= Task description =
Omit the pictures, but give back every entry below exactly as written.

= Material for the task =
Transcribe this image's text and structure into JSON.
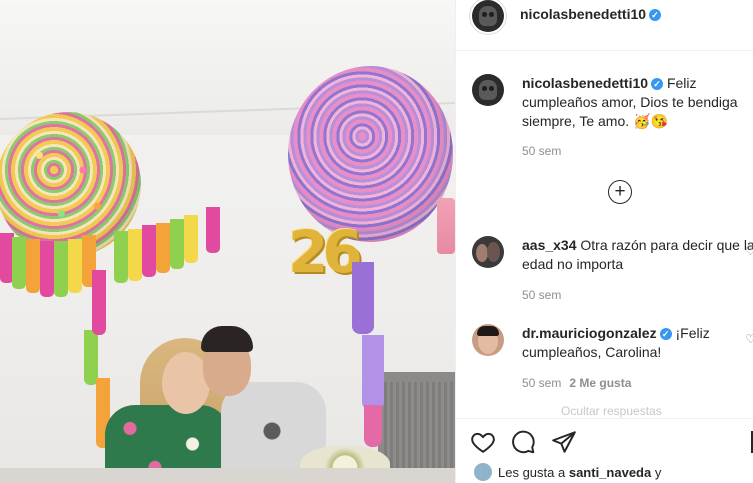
{
  "colors": {
    "verified": "#3897f0",
    "text": "#262626",
    "muted": "#8e8e8e",
    "border": "#efefef"
  },
  "header": {
    "username": "nicolasbenedetti10",
    "verified_glyph": "✓"
  },
  "caption": {
    "username": "nicolasbenedetti10",
    "text": "Feliz cumpleaños amor, Dios te bendiga siempre, Te amo. 🥳😘",
    "time": "50 sem"
  },
  "load_more": {
    "glyph": "+"
  },
  "comments": [
    {
      "username": "aas_x34",
      "verified": false,
      "text": "Otra razón para decir que la edad no importa",
      "time": "50 sem",
      "likes": ""
    },
    {
      "username": "dr.mauriciogonzalez",
      "verified": true,
      "text": "¡Feliz cumpleaños, Carolina!",
      "time": "50 sem",
      "likes": "2 Me gusta"
    }
  ],
  "faded_row": {
    "text": "Ocultar respuestas"
  },
  "photo": {
    "balloon_number": "26"
  },
  "actions": {
    "like_icon": "heart-icon",
    "comment_icon": "comment-icon",
    "share_icon": "share-icon"
  },
  "likes_line": {
    "prefix": "Les gusta a",
    "user": "santi_naveda",
    "suffix": "y"
  }
}
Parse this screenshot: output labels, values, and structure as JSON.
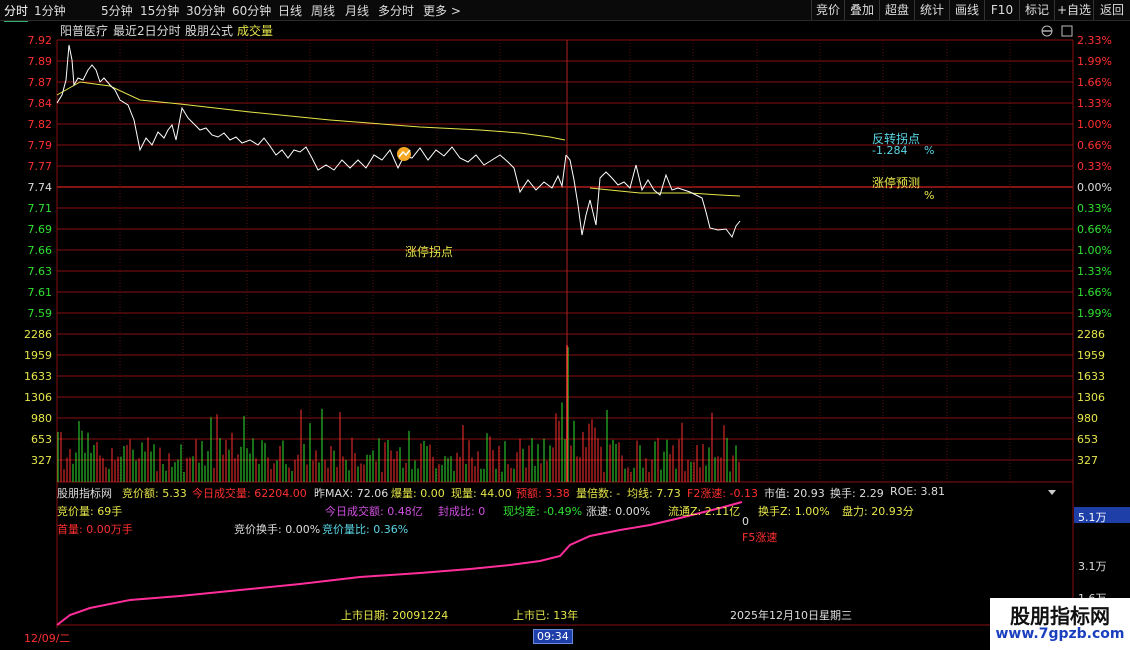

= Written response =
Transcribe this image's text and structure into JSON.
{
  "colors": {
    "verified": "#3897f0",
    "text": "#262626",
    "muted": "#8e8e8e",
    "border": "#efefef"
  },
  "header": {
    "username": "nicolasbenedetti10",
    "verified_glyph": "✓"
  },
  "caption": {
    "username": "nicolasbenedetti10",
    "text": "Feliz cumpleaños amor, Dios te bendiga siempre, Te amo. 🥳😘",
    "time": "50 sem"
  },
  "load_more": {
    "glyph": "+"
  },
  "comments": [
    {
      "username": "aas_x34",
      "verified": false,
      "text": "Otra razón para decir que la edad no importa",
      "time": "50 sem",
      "likes": ""
    },
    {
      "username": "dr.mauriciogonzalez",
      "verified": true,
      "text": "¡Feliz cumpleaños, Carolina!",
      "time": "50 sem",
      "likes": "2 Me gusta"
    }
  ],
  "faded_row": {
    "text": "Ocultar respuestas"
  },
  "photo": {
    "balloon_number": "26"
  },
  "actions": {
    "like_icon": "heart-icon",
    "comment_icon": "comment-icon",
    "share_icon": "share-icon"
  },
  "likes_line": {
    "prefix": "Les gusta a",
    "user": "santi_naveda",
    "suffix": "y"
  }
}
Parse this screenshot: output labels, values, and structure as JSON.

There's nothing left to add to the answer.